“I thought I would like some time to write about this,” he says of his fellowship, “to think about the relationship between technology and American democracy, and then to think that problem through in the context of the Civil War, the Second World War, all the way to the present, when science and technology are wreaking havoc on the West as we know it.”
“I also want some time to write about why I think the Great Books and the liberal arts are a necessary ingredient in a well-rounded education in science and technology. STEM has exploded in higher ed, and the liberal arts are under siege—in some places dying and withering away. I think the liberal arts are crucial for STEM folks, and I think narrow specialization is going to harm STEM in a way, or back it into traps it can’t navigate itself out of,” he continues. “The kinds of questions that STEM students are now confronting are not simply scientific in character.
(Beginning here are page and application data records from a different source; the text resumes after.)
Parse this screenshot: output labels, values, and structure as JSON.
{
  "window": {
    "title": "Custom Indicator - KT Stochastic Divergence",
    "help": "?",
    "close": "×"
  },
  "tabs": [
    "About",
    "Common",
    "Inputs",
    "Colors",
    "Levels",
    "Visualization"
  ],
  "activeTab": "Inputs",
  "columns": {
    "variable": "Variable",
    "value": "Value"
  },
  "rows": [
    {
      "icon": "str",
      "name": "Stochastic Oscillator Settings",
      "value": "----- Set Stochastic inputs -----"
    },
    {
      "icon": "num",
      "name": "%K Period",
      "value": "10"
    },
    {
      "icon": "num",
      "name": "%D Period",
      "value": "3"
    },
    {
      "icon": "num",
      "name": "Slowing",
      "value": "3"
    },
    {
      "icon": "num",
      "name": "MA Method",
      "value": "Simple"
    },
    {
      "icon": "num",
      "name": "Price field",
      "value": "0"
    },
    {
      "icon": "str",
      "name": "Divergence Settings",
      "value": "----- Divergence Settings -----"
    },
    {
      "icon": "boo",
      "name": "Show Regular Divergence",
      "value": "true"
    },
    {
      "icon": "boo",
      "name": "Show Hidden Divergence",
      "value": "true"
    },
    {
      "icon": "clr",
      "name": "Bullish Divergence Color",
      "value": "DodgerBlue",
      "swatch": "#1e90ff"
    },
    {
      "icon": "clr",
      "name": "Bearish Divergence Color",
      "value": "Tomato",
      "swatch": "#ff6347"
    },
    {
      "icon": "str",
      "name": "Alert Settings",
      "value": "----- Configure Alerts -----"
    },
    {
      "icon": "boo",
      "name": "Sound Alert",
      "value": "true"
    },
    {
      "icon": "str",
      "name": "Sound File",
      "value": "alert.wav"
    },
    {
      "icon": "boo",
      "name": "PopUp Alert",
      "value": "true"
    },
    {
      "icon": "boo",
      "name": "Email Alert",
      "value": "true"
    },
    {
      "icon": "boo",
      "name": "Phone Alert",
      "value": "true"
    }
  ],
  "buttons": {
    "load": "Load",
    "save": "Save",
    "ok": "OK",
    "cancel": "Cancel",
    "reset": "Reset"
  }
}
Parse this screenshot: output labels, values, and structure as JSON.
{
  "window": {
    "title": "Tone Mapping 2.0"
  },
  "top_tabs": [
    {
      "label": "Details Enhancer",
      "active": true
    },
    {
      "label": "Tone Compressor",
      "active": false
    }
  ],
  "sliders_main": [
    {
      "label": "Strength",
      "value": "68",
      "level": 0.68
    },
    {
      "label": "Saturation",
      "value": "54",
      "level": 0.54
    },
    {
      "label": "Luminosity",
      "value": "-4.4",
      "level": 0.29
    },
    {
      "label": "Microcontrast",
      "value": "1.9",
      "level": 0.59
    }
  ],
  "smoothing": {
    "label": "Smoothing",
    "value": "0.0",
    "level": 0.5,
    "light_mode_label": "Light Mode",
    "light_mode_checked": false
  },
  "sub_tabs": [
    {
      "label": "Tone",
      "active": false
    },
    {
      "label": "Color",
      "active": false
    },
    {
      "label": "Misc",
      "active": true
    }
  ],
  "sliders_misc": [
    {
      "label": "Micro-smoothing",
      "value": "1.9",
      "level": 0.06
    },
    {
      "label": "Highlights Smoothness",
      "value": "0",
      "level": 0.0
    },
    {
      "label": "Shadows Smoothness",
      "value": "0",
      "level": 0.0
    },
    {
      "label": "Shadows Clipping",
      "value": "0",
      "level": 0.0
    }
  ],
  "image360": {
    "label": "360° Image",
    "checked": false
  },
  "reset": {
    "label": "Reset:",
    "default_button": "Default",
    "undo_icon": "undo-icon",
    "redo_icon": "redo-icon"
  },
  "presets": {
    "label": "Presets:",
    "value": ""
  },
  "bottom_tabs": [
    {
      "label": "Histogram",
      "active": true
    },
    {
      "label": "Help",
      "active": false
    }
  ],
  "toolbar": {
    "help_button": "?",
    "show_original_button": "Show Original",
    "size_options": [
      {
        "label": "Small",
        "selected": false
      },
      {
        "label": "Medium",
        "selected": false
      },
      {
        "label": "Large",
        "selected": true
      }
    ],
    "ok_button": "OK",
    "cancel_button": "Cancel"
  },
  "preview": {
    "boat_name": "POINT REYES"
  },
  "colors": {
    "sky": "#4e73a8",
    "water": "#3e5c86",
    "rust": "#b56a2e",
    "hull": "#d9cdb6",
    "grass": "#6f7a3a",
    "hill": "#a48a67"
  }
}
Looking at AI and its implications, or at algorithms that are trying to master the art of determining what constitutes offensive speech, or at Twitter bringing its platform to countries in which free speech laws are very different from free speech laws in the United States—those are extra-technical, extra-scientific questions that fall outside the purview of specialized education in applied science. My sense is that many Silicon Valley companies are bumbling because they’re not able to think through human, social, political, and theological questions, much less are they able to reflect in any deep and nuanced way on the radical manner in which technology and science affect and alter democratic institutions and culture, to say nothing of the human soul.”